[Description of the task]
Each of the entries should be retyped precisely as it appears.

[Page and application data records]
○ ○ ○ ○
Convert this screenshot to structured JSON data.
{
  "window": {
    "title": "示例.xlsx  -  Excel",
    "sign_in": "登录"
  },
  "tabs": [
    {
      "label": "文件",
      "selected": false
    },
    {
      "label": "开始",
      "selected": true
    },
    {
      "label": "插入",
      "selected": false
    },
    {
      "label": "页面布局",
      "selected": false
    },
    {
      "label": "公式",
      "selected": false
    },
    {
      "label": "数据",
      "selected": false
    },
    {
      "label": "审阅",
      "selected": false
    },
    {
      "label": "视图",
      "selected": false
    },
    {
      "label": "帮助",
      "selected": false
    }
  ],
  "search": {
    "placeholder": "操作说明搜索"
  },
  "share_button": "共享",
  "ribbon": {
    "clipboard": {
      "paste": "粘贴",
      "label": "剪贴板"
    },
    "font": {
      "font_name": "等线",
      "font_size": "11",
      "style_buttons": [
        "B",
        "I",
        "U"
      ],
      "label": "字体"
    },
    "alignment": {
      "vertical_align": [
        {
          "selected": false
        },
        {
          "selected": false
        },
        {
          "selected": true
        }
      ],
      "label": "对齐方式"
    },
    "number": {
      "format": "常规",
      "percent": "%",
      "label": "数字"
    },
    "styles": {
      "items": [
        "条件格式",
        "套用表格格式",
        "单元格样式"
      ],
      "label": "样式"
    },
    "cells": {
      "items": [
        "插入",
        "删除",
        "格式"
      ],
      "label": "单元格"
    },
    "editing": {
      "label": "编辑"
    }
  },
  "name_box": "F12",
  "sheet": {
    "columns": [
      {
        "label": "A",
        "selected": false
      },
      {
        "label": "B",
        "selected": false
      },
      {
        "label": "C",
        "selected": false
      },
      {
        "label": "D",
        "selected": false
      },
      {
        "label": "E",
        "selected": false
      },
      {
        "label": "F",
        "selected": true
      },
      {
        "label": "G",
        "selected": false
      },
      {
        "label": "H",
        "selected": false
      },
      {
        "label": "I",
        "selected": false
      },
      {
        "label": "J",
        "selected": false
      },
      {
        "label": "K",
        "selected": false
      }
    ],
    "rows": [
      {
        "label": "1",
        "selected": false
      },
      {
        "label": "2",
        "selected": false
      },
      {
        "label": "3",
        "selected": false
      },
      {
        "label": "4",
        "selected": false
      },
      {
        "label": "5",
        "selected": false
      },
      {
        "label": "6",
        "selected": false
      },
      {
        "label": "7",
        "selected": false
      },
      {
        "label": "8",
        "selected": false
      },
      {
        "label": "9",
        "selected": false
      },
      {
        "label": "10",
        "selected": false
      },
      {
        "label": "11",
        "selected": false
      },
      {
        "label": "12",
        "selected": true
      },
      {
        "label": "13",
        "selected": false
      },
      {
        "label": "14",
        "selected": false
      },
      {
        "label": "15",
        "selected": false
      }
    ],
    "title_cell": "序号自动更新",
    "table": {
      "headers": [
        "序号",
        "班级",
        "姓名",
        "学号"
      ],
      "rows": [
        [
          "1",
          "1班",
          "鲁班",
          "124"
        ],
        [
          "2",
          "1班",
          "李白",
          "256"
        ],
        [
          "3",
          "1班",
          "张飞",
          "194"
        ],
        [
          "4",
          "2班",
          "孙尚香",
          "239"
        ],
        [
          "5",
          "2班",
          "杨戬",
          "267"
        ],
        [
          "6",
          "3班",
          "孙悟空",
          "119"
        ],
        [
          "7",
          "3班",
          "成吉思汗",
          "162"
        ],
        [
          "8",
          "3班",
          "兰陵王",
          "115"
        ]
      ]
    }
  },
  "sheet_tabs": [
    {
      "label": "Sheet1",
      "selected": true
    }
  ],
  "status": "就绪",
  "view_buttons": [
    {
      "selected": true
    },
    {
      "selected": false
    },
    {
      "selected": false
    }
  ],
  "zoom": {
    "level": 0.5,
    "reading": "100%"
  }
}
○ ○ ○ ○
[Result of this task]
Convert this screenshot to structured JSON data.
{
  "window": {
    "title": "示例.xlsx  -  Excel",
    "sign_in": "登录"
  },
  "tabs": [
    {
      "label": "文件",
      "selected": false
    },
    {
      "label": "开始",
      "selected": true
    },
    {
      "label": "插入",
      "selected": false
    },
    {
      "label": "页面布局",
      "selected": false
    },
    {
      "label": "公式",
      "selected": false
    },
    {
      "label": "数据",
      "selected": false
    },
    {
      "label": "审阅",
      "selected": false
    },
    {
      "label": "视图",
      "selected": false
    },
    {
      "label": "帮助",
      "selected": false
    }
  ],
  "search": {
    "placeholder": "操作说明搜索"
  },
  "share_button": "共享",
  "ribbon": {
    "clipboard": {
      "paste": "粘贴",
      "label": "剪贴板"
    },
    "font": {
      "font_name": "等线",
      "font_size": "11",
      "style_buttons": [
        "B",
        "I",
        "U"
      ],
      "label": "字体"
    },
    "alignment": {
      "vertical_align": [
        {
          "selected": false
        },
        {
          "selected": false
        },
        {
          "selected": true
        }
      ],
      "label": "对齐方式"
    },
    "number": {
      "format": "常规",
      "percent": "%",
      "label": "数字"
    },
    "styles": {
      "items": [
        "条件格式",
        "套用表格格式",
        "单元格样式"
      ],
      "label": "样式"
    },
    "cells": {
      "items": [
        "插入",
        "删除",
        "格式"
      ],
      "label": "单元格"
    },
    "editing": {
      "label": "编辑"
    }
  },
  "name_box": "F12",
  "sheet": {
    "columns": [
      {
        "label": "A",
        "selected": false
      },
      {
        "label": "B",
        "selected": false
      },
      {
        "label": "C",
        "selected": false
      },
      {
        "label": "D",
        "selected": false
      },
      {
        "label": "E",
        "selected": false
      },
      {
        "label": "F",
        "selected": true
      },
      {
        "label": "G",
        "selected": false
      },
      {
        "label": "H",
        "selected": false
      },
      {
        "label": "I",
        "selected": false
      },
      {
        "label": "J",
        "selected": false
      },
      {
        "label": "K",
        "selected": false
      }
    ],
    "rows": [
      {
        "label": "1",
        "selected": false
      },
      {
        "label": "2",
        "selected": false
      },
      {
        "label": "3",
        "selected": false
      },
      {
        "label": "4",
        "selected": false
      },
      {
        "label": "5",
        "selected": false
      },
      {
        "label": "6",
        "selected": false
      },
      {
        "label": "7",
        "selected": false
      },
      {
        "label": "8",
        "selected": false
      },
      {
        "label": "9",
        "selected": false
      },
      {
        "label": "10",
        "selected": false
      },
      {
        "label": "11",
        "selected": false
      },
      {
        "label": "12",
        "selected": true
      },
      {
        "label": "13",
        "selected": false
      },
      {
        "label": "14",
        "selected": false
      },
      {
        "label": "15",
        "selected": false
      }
    ],
    "title_cell": "序号自动更新",
    "table": {
      "headers": [
        "序号",
        "班级",
        "姓名",
        "学号"
      ],
      "rows": [
        [
          "1",
          "1班",
          "鲁班",
          "124"
        ],
        [
          "2",
          "1班",
          "李白",
          "256"
        ],
        [
          "3",
          "1班",
          "张飞",
          "194"
        ],
        [
          "4",
          "2班",
          "孙尚香",
          "239"
        ],
        [
          "5",
          "2班",
          "杨戬",
          "267"
        ],
        [
          "6",
          "3班",
          "孙悟空",
          "119"
        ],
        [
          "7",
          "3班",
          "成吉思汗",
          "162"
        ],
        [
          "8",
          "3班",
          "兰陵王",
          "115"
        ]
      ]
    }
  },
  "sheet_tabs": [
    {
      "label": "Sheet1",
      "selected": true
    }
  ],
  "status": "就绪",
  "view_buttons": [
    {
      "selected": true
    },
    {
      "selected": false
    },
    {
      "selected": false
    }
  ],
  "zoom": {
    "level": 0.5,
    "reading": "100%"
  }
}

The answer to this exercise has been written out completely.